Start of Source information
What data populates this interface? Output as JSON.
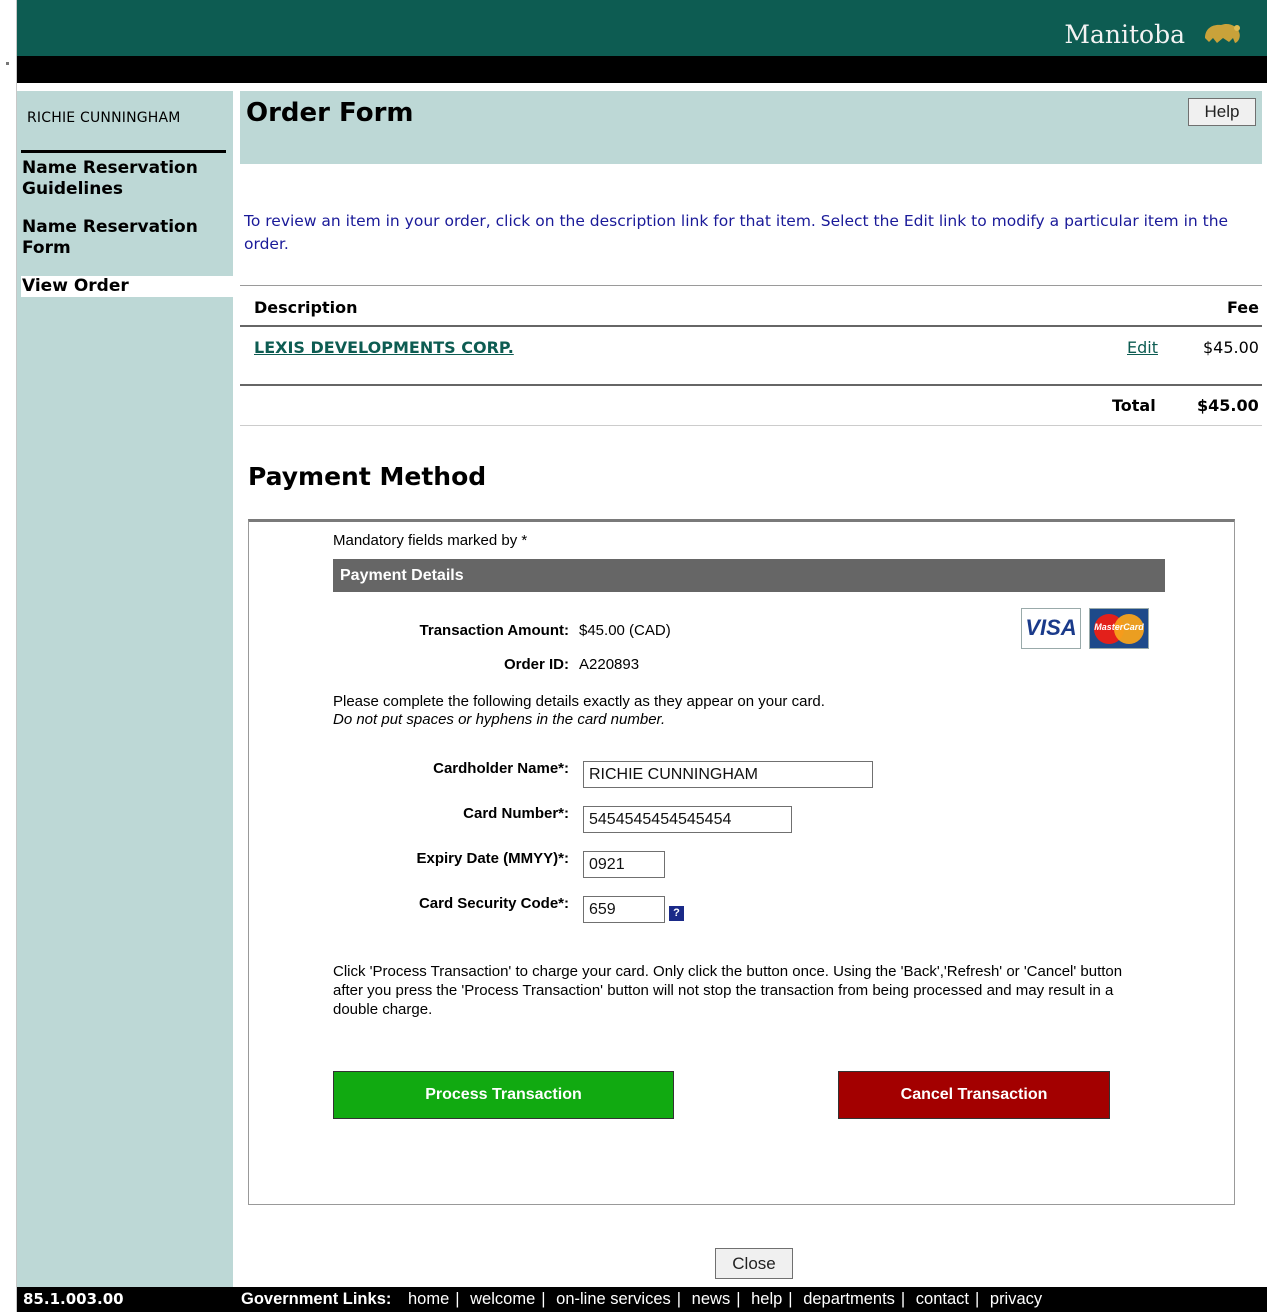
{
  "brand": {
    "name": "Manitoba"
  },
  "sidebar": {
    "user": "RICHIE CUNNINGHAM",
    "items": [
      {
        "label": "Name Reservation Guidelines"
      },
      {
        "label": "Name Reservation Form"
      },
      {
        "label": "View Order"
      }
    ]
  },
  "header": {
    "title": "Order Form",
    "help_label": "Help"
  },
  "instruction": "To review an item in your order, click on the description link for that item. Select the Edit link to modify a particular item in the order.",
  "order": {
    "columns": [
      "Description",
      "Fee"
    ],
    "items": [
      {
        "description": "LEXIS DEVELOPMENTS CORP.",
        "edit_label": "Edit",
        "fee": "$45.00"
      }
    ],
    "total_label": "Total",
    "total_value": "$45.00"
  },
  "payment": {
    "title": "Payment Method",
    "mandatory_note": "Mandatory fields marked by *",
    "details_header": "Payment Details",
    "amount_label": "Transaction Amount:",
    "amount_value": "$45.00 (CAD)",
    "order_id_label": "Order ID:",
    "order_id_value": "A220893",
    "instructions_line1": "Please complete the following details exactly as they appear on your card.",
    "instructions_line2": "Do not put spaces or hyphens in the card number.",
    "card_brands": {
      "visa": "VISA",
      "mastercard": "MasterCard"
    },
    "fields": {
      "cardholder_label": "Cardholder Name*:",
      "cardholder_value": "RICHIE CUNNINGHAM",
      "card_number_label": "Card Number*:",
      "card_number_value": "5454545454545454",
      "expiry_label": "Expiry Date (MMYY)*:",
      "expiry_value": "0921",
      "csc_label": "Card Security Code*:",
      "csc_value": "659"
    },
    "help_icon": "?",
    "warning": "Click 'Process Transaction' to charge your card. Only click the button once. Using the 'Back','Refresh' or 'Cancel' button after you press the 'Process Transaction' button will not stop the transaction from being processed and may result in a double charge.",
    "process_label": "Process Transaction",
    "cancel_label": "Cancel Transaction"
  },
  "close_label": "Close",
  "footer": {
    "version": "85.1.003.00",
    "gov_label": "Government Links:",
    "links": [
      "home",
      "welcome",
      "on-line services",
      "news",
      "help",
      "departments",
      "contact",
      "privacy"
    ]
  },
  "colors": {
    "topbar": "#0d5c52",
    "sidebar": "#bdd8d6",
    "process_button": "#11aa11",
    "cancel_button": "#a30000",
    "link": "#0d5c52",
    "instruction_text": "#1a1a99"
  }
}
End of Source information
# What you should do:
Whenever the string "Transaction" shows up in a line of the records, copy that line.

# Answer:
    "amount_label": "Transaction Amount:",
    "warning": "Click 'Process Transaction' to charge your card. Only click the button once. Using the 'Back','Refresh' or 'Cancel' button after you press the 'Process Transaction' button will not stop the transaction from being processed and may result in a double charge.",
    "process_label": "Process Transaction",
    "cancel_label": "Cancel Transaction"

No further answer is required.